Credit bureaus, also called credit reporting agencies, are companies that collect and maintain consumer credit information then resell it to other businesses in the form of a credit report.
There are many credit bureaus in the United States, but most people are familiar with the big three: Equifax, Experian, and TransUnion. These bureaus are all publicly-traded, for-profit companies who are not owned by the government.
The government does, however, have legislation, the Fair Credit Reporting Act, regarding how these and other credit bureaus should operate.
Credit bureaus have business relationships with many banks, credit card issuers, and other businesses that you may have an account with. Because of this connection, your account history will appear on one or all three of your credit reports with these bureaus.
You have a right to view your credit report and you can order a free credit report from each of the three major credit bureaus each year through AnnualCreditReport.com. You can also purchase a credit report directly from any of the credit bureaus at any time. Two of the credit bureaus, Equifax and Experian, offer 3-bureau credit reports which include all three major credit reports in a single document.
You may also need to contact a credit bureau directly to dispute inaccurate information in your credit report, purchase a credit score, or to place a fraud alert or security freeze on your credit report.
Otherwise, you generally wouldn’t interact with a credit bureau, even though they play a major role in your financial life.
Do and Don’t Do
The major credit bureaus receive credit-related information from companies that you do business with. They may also pull relevant public records, like tax lien or bankruptcy, and include that information in your credit report.
The major credit bureaus sell your credit information to businesses who have a legally valid need for viewing your credit information. Your information is also sold to companies who may prescreen you for their products and services.

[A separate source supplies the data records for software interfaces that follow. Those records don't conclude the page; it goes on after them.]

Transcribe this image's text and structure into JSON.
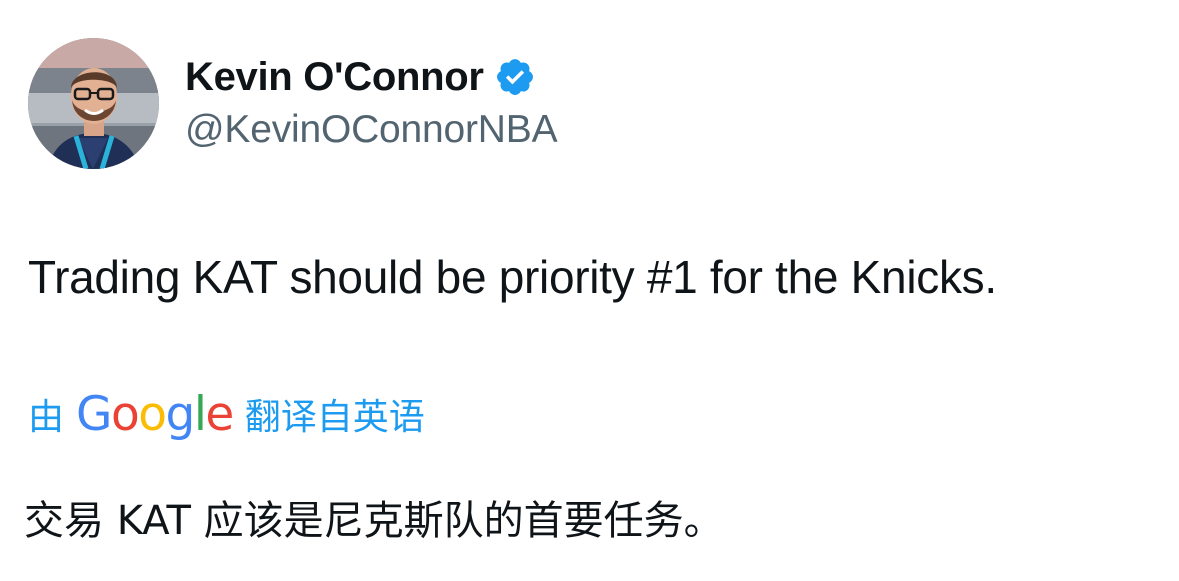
{
  "author": {
    "display_name": "Kevin O'Connor",
    "handle": "@KevinOConnorNBA",
    "verified": true,
    "avatar_icon": "profile-photo"
  },
  "tweet": {
    "text": "Trading KAT should be priority #1 for the Knicks."
  },
  "translation": {
    "prefix": "由",
    "provider": [
      "G",
      "o",
      "o",
      "g",
      "l",
      "e"
    ],
    "suffix": "翻译自英语",
    "text": "交易 KAT 应该是尼克斯队的首要任务。"
  },
  "colors": {
    "text_primary": "#0f1419",
    "text_secondary": "#536471",
    "accent_blue": "#1d9bf0",
    "google_blue": "#4285f4",
    "google_red": "#ea4335",
    "google_yellow": "#fbbc05",
    "google_green": "#34a853"
  }
}
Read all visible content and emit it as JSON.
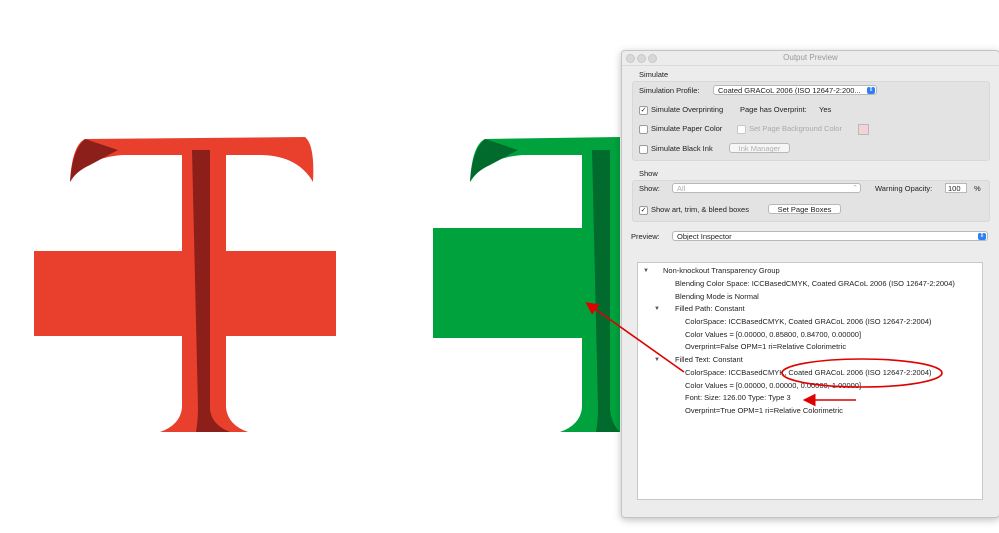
{
  "window": {
    "title": "Output Preview"
  },
  "simulate": {
    "header": "Simulate",
    "profile_label": "Simulation Profile:",
    "profile_value": "Coated GRACoL 2006 (ISO 12647-2:200...",
    "overprinting_label": "Simulate Overprinting",
    "overprinting_checked": true,
    "page_overprint_label": "Page has Overprint:",
    "page_overprint_value": "Yes",
    "paper_color_label": "Simulate Paper Color",
    "page_bg_label": "Set Page Background Color",
    "black_ink_label": "Simulate Black Ink",
    "ink_manager_label": "Ink Manager"
  },
  "show": {
    "header": "Show",
    "show_label": "Show:",
    "show_value": "All",
    "warning_label": "Warning Opacity:",
    "warning_value": "100",
    "warning_unit": "%",
    "art_boxes_label": "Show art, trim, & bleed boxes",
    "set_page_boxes_label": "Set Page Boxes"
  },
  "preview": {
    "label": "Preview:",
    "value": "Object Inspector"
  },
  "inspector": {
    "rows": [
      "Non-knockout Transparency Group",
      "Blending Color Space: ICCBasedCMYK, Coated GRACoL 2006 (ISO 12647-2:2004)",
      "Blending Mode is Normal",
      "Filled Path: Constant",
      "ColorSpace: ICCBasedCMYK, Coated GRACoL 2006 (ISO 12647-2:2004)",
      "Color Values = [0.00000, 0.85800, 0.84700, 0.00000]",
      "Overprint=False OPM=1 ri=Relative Colorimetric",
      "Filled Text: Constant",
      "ColorSpace: ICCBasedCMYK, Coated GRACoL 2006 (ISO 12647-2:2004)",
      "Color Values = [0.00000, 0.00000, 0.00000, 1.00000]",
      "Font:  Size: 126.00 Type: Type 3",
      "Overprint=True OPM=1 ri=Relative Colorimetric"
    ]
  },
  "colors": {
    "red": "#e8402c",
    "dark_red": "#8d1f1a",
    "green": "#00a23e",
    "dark_green": "#006b2c",
    "annotation": "#e00000",
    "accent": "#2f7ef6"
  }
}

For example, a company who you’ve applied for credit with would have a valid need for looking at your credit report.
The major credit bureaus only provide the information or other analytical tools to help businesses make decisions about which customers to accept and the price they should charge. The bureaus themselves do not make the decision.
These three credit bureaus, like all other credit bureaus, are separate entities and operate independently of each other. They generally do not share your account information with each other.
Your creditors may report to all three of the major credit bureaus or just one of them.
Because of that, the information in your credit file may be different between the three credit bureaus.
When potential creditors and lenders check your credit, they may only pull one bureau’s credit report, rather than viewing all three. (It’s often less expensive for businesses to check just one credit report.)
Because your credit reports may be different from each other, it’s important that you review your reports from all three bureaus.